* **WHAT YOU WILL DO**
All entries shown below must be given again word for word.

* **DATA FOR THIS TASK**
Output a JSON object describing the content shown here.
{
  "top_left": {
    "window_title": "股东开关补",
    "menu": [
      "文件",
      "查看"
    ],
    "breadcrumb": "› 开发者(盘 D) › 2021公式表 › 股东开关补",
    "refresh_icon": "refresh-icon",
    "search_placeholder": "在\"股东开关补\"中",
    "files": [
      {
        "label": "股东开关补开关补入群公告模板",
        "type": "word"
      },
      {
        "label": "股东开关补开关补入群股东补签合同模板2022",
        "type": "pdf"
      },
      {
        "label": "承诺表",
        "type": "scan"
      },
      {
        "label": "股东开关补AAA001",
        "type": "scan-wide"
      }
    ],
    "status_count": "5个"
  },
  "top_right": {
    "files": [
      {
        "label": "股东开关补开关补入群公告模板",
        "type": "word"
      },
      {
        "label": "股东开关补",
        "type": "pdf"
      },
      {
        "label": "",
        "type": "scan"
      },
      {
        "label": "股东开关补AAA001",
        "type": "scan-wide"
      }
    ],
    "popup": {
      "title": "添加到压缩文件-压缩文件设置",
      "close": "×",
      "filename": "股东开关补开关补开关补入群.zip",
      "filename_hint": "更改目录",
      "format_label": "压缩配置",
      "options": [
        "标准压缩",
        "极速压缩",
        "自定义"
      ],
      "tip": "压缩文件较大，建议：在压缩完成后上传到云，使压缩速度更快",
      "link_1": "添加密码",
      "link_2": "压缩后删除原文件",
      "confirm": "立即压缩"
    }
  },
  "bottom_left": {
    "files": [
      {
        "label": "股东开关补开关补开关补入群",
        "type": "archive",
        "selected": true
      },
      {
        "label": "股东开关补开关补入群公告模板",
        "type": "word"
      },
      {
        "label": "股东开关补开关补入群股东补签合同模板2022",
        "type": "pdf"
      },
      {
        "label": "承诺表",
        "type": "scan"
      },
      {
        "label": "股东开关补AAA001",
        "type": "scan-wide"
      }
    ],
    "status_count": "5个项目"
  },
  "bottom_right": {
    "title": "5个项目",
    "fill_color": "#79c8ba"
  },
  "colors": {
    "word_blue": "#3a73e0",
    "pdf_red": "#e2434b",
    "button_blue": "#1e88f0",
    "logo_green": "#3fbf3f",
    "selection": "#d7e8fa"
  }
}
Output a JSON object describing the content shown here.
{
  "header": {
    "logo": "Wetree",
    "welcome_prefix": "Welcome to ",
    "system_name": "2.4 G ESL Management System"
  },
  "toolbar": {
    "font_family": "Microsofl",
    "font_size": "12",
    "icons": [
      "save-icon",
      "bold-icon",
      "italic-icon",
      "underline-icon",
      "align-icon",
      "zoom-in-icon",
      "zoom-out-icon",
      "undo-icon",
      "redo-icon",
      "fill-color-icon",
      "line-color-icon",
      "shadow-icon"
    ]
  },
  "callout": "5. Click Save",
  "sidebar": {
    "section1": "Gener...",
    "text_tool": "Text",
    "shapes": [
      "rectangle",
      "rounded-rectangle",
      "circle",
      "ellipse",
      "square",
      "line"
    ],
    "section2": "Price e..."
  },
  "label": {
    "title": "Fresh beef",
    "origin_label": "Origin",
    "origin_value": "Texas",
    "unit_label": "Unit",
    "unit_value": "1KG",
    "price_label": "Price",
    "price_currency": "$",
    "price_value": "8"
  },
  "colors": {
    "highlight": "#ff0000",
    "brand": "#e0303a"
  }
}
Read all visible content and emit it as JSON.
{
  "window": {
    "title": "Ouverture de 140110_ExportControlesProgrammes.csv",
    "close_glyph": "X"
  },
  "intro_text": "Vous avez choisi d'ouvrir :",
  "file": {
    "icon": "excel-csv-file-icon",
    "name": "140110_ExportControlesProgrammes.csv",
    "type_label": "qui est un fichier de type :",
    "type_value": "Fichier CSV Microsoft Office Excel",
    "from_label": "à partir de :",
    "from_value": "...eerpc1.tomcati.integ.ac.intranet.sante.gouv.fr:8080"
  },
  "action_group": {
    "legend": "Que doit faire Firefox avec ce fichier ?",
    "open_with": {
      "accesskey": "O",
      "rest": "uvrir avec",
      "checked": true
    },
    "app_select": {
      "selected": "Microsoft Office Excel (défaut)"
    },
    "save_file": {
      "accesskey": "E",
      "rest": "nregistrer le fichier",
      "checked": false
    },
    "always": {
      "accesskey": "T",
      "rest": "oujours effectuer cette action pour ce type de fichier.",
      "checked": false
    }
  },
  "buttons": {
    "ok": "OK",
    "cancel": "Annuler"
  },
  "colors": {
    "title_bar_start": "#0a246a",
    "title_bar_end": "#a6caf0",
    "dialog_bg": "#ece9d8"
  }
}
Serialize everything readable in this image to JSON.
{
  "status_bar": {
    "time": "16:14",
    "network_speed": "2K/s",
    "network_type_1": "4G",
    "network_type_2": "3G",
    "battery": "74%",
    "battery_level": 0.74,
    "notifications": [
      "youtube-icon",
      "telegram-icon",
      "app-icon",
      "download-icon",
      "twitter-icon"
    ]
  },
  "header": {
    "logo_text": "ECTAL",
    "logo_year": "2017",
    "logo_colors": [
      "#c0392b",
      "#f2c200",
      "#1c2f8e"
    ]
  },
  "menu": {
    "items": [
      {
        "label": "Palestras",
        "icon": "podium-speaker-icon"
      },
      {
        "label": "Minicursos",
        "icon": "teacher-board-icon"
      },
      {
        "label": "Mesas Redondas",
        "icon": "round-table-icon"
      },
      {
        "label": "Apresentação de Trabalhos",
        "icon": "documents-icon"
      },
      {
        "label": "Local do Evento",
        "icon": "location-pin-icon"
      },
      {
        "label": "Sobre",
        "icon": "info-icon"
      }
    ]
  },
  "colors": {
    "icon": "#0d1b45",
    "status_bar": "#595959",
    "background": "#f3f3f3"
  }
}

* **OUTPUT OF THE TASK**
Output a JSON object describing the content shown here.
{
  "top_left": {
    "window_title": "股东开关补",
    "menu": [
      "文件",
      "查看"
    ],
    "breadcrumb": "› 开发者(盘 D) › 2021公式表 › 股东开关补",
    "refresh_icon": "refresh-icon",
    "search_placeholder": "在\"股东开关补\"中",
    "files": [
      {
        "label": "股东开关补开关补入群公告模板",
        "type": "word"
      },
      {
        "label": "股东开关补开关补入群股东补签合同模板2022",
        "type": "pdf"
      },
      {
        "label": "承诺表",
        "type": "scan"
      },
      {
        "label": "股东开关补AAA001",
        "type": "scan-wide"
      }
    ],
    "status_count": "5个"
  },
  "top_right": {
    "files": [
      {
        "label": "股东开关补开关补入群公告模板",
        "type": "word"
      },
      {
        "label": "股东开关补",
        "type": "pdf"
      },
      {
        "label": "",
        "type": "scan"
      },
      {
        "label": "股东开关补AAA001",
        "type": "scan-wide"
      }
    ],
    "popup": {
      "title": "添加到压缩文件-压缩文件设置",
      "close": "×",
      "filename": "股东开关补开关补开关补入群.zip",
      "filename_hint": "更改目录",
      "format_label": "压缩配置",
      "options": [
        "标准压缩",
        "极速压缩",
        "自定义"
      ],
      "tip": "压缩文件较大，建议：在压缩完成后上传到云，使压缩速度更快",
      "link_1": "添加密码",
      "link_2": "压缩后删除原文件",
      "confirm": "立即压缩"
    }
  },
  "bottom_left": {
    "files": [
      {
        "label": "股东开关补开关补开关补入群",
        "type": "archive",
        "selected": true
      },
      {
        "label": "股东开关补开关补入群公告模板",
        "type": "word"
      },
      {
        "label": "股东开关补开关补入群股东补签合同模板2022",
        "type": "pdf"
      },
      {
        "label": "承诺表",
        "type": "scan"
      },
      {
        "label": "股东开关补AAA001",
        "type": "scan-wide"
      }
    ],
    "status_count": "5个项目"
  },
  "bottom_right": {
    "title": "5个项目",
    "fill_color": "#79c8ba"
  },
  "colors": {
    "word_blue": "#3a73e0",
    "pdf_red": "#e2434b",
    "button_blue": "#1e88f0",
    "logo_green": "#3fbf3f",
    "selection": "#d7e8fa"
  }
}
Output a JSON object describing the content shown here.
{
  "header": {
    "logo": "Wetree",
    "welcome_prefix": "Welcome to ",
    "system_name": "2.4 G ESL Management System"
  },
  "toolbar": {
    "font_family": "Microsofl",
    "font_size": "12",
    "icons": [
      "save-icon",
      "bold-icon",
      "italic-icon",
      "underline-icon",
      "align-icon",
      "zoom-in-icon",
      "zoom-out-icon",
      "undo-icon",
      "redo-icon",
      "fill-color-icon",
      "line-color-icon",
      "shadow-icon"
    ]
  },
  "callout": "5. Click Save",
  "sidebar": {
    "section1": "Gener...",
    "text_tool": "Text",
    "shapes": [
      "rectangle",
      "rounded-rectangle",
      "circle",
      "ellipse",
      "square",
      "line"
    ],
    "section2": "Price e..."
  },
  "label": {
    "title": "Fresh beef",
    "origin_label": "Origin",
    "origin_value": "Texas",
    "unit_label": "Unit",
    "unit_value": "1KG",
    "price_label": "Price",
    "price_currency": "$",
    "price_value": "8"
  },
  "colors": {
    "highlight": "#ff0000",
    "brand": "#e0303a"
  }
}
Read all visible content and emit it as JSON.
{
  "window": {
    "title": "Ouverture de 140110_ExportControlesProgrammes.csv",
    "close_glyph": "X"
  },
  "intro_text": "Vous avez choisi d'ouvrir :",
  "file": {
    "icon": "excel-csv-file-icon",
    "name": "140110_ExportControlesProgrammes.csv",
    "type_label": "qui est un fichier de type :",
    "type_value": "Fichier CSV Microsoft Office Excel",
    "from_label": "à partir de :",
    "from_value": "...eerpc1.tomcati.integ.ac.intranet.sante.gouv.fr:8080"
  },
  "action_group": {
    "legend": "Que doit faire Firefox avec ce fichier ?",
    "open_with": {
      "accesskey": "O",
      "rest": "uvrir avec",
      "checked": true
    },
    "app_select": {
      "selected": "Microsoft Office Excel (défaut)"
    },
    "save_file": {
      "accesskey": "E",
      "rest": "nregistrer le fichier",
      "checked": false
    },
    "always": {
      "accesskey": "T",
      "rest": "oujours effectuer cette action pour ce type de fichier.",
      "checked": false
    }
  },
  "buttons": {
    "ok": "OK",
    "cancel": "Annuler"
  },
  "colors": {
    "title_bar_start": "#0a246a",
    "title_bar_end": "#a6caf0",
    "dialog_bg": "#ece9d8"
  }
}
Serialize everything readable in this image to JSON.
{
  "status_bar": {
    "time": "16:14",
    "network_speed": "2K/s",
    "network_type_1": "4G",
    "network_type_2": "3G",
    "battery": "74%",
    "battery_level": 0.74,
    "notifications": [
      "youtube-icon",
      "telegram-icon",
      "app-icon",
      "download-icon",
      "twitter-icon"
    ]
  },
  "header": {
    "logo_text": "ECTAL",
    "logo_year": "2017",
    "logo_colors": [
      "#c0392b",
      "#f2c200",
      "#1c2f8e"
    ]
  },
  "menu": {
    "items": [
      {
        "label": "Palestras",
        "icon": "podium-speaker-icon"
      },
      {
        "label": "Minicursos",
        "icon": "teacher-board-icon"
      },
      {
        "label": "Mesas Redondas",
        "icon": "round-table-icon"
      },
      {
        "label": "Apresentação de Trabalhos",
        "icon": "documents-icon"
      },
      {
        "label": "Local do Evento",
        "icon": "location-pin-icon"
      },
      {
        "label": "Sobre",
        "icon": "info-icon"
      }
    ]
  },
  "colors": {
    "icon": "#0d1b45",
    "status_bar": "#595959",
    "background": "#f3f3f3"
  }
}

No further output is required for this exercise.